*EXERCISE*. Count every line of the data that includes "CUHK". State only the number.

*EXERCISE MATERIALS*.
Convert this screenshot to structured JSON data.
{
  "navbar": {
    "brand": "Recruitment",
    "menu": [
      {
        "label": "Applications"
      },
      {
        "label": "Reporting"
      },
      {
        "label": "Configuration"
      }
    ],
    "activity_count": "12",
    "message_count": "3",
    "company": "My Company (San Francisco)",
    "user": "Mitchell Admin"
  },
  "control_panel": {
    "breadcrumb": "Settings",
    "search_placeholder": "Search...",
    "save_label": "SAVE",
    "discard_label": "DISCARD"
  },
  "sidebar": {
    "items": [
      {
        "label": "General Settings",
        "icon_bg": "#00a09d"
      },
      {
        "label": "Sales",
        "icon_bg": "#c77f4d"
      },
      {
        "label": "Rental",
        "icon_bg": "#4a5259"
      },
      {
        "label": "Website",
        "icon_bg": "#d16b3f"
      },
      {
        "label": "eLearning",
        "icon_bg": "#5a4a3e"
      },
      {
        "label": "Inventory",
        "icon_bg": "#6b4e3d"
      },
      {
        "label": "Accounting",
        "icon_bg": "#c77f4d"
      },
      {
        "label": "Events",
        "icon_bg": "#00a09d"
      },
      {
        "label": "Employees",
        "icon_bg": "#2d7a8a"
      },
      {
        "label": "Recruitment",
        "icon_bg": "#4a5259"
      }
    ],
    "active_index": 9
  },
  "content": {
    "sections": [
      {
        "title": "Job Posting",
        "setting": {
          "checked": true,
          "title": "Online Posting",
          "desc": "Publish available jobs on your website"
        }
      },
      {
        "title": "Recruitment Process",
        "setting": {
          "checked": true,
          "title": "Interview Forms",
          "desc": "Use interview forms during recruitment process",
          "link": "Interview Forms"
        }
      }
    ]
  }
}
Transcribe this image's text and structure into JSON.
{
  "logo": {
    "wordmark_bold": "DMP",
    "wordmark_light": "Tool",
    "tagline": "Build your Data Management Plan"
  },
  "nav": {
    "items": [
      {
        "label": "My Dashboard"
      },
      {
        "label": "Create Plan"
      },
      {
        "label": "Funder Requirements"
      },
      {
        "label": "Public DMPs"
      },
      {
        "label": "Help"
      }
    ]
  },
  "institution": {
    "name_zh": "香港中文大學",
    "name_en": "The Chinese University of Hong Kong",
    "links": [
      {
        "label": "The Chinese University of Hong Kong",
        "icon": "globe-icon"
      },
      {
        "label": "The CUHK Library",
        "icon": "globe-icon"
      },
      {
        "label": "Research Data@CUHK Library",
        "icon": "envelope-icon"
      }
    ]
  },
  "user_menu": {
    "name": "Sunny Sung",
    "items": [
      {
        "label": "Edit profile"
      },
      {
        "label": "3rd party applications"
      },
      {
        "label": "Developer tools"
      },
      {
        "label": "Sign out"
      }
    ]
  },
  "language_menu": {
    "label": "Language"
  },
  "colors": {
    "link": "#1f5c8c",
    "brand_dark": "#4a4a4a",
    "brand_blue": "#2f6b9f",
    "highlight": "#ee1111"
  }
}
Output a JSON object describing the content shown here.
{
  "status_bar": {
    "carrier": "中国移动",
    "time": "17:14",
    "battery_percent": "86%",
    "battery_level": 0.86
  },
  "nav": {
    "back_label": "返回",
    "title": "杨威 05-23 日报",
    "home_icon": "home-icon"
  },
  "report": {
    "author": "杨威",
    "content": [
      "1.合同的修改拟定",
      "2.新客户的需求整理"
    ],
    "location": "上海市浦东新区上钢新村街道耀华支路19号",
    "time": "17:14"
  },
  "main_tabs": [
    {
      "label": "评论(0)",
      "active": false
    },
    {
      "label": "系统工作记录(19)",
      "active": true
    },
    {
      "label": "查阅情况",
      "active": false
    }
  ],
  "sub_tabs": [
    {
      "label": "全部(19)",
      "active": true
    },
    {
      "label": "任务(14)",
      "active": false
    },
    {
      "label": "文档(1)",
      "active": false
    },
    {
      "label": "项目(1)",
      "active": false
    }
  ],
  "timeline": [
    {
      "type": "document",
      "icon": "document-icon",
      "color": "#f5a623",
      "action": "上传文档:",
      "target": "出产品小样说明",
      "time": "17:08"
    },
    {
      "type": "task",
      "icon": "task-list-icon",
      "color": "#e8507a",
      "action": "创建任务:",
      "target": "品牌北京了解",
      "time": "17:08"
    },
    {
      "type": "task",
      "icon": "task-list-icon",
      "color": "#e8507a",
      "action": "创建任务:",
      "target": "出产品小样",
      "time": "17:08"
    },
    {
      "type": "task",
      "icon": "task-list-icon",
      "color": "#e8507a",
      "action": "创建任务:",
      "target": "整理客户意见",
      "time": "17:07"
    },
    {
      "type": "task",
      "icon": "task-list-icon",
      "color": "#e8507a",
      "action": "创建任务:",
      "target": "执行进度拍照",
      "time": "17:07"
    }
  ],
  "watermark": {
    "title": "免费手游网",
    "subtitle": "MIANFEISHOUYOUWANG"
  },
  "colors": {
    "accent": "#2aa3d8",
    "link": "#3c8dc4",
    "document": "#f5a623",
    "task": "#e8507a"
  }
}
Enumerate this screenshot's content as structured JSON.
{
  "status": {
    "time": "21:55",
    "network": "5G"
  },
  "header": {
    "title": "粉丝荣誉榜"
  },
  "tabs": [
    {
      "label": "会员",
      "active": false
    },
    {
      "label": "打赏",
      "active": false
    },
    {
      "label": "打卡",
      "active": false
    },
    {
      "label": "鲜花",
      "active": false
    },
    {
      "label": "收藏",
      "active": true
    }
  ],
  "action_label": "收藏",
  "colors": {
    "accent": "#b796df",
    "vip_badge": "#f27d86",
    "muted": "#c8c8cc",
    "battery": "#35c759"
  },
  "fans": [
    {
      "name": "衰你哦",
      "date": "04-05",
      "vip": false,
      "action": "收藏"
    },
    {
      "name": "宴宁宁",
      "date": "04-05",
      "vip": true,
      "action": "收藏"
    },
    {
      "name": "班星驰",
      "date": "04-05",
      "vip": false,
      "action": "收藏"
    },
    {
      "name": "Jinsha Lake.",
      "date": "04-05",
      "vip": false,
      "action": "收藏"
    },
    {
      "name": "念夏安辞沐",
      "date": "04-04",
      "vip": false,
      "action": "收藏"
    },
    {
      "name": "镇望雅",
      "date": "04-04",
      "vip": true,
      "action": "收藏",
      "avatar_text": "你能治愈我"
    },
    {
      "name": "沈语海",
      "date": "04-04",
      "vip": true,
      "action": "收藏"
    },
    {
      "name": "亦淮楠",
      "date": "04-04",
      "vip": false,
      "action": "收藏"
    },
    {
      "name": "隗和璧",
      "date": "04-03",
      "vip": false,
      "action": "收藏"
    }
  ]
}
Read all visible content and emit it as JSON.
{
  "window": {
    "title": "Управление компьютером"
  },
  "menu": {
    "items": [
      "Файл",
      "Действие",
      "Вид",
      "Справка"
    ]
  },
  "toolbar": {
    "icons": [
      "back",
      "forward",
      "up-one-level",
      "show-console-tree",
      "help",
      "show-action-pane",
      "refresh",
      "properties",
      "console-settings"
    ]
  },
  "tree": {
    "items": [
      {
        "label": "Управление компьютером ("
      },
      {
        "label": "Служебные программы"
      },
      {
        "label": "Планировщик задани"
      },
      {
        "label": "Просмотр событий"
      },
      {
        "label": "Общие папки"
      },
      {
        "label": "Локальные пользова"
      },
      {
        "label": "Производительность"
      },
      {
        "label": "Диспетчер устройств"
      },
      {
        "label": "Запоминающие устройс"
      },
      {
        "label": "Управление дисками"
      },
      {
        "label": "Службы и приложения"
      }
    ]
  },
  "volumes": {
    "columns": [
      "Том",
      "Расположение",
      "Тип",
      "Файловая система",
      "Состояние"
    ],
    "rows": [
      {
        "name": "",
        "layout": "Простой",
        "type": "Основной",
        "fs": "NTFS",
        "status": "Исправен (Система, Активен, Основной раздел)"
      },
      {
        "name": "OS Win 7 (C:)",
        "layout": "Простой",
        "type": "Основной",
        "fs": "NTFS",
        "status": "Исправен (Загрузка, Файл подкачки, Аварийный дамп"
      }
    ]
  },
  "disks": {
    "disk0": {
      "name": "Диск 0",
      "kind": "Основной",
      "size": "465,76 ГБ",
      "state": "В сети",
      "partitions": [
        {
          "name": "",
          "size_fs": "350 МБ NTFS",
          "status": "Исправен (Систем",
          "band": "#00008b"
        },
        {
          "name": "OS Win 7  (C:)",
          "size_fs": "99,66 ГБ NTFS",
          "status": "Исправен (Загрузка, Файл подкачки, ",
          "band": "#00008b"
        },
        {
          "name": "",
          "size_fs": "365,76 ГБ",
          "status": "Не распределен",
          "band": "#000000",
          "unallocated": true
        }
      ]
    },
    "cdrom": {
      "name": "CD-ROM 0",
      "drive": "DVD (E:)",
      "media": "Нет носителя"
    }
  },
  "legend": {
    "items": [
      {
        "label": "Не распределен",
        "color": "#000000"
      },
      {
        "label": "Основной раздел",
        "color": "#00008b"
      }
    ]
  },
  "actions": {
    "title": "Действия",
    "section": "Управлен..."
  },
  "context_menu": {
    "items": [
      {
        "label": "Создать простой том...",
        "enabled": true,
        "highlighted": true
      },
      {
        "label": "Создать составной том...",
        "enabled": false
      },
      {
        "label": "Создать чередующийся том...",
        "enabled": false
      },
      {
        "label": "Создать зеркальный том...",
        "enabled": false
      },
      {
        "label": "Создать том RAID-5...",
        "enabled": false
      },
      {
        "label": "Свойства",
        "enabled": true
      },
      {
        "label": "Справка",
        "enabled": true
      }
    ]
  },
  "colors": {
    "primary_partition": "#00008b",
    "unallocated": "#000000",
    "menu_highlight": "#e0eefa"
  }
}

*EXERCISE ANSWER*. 2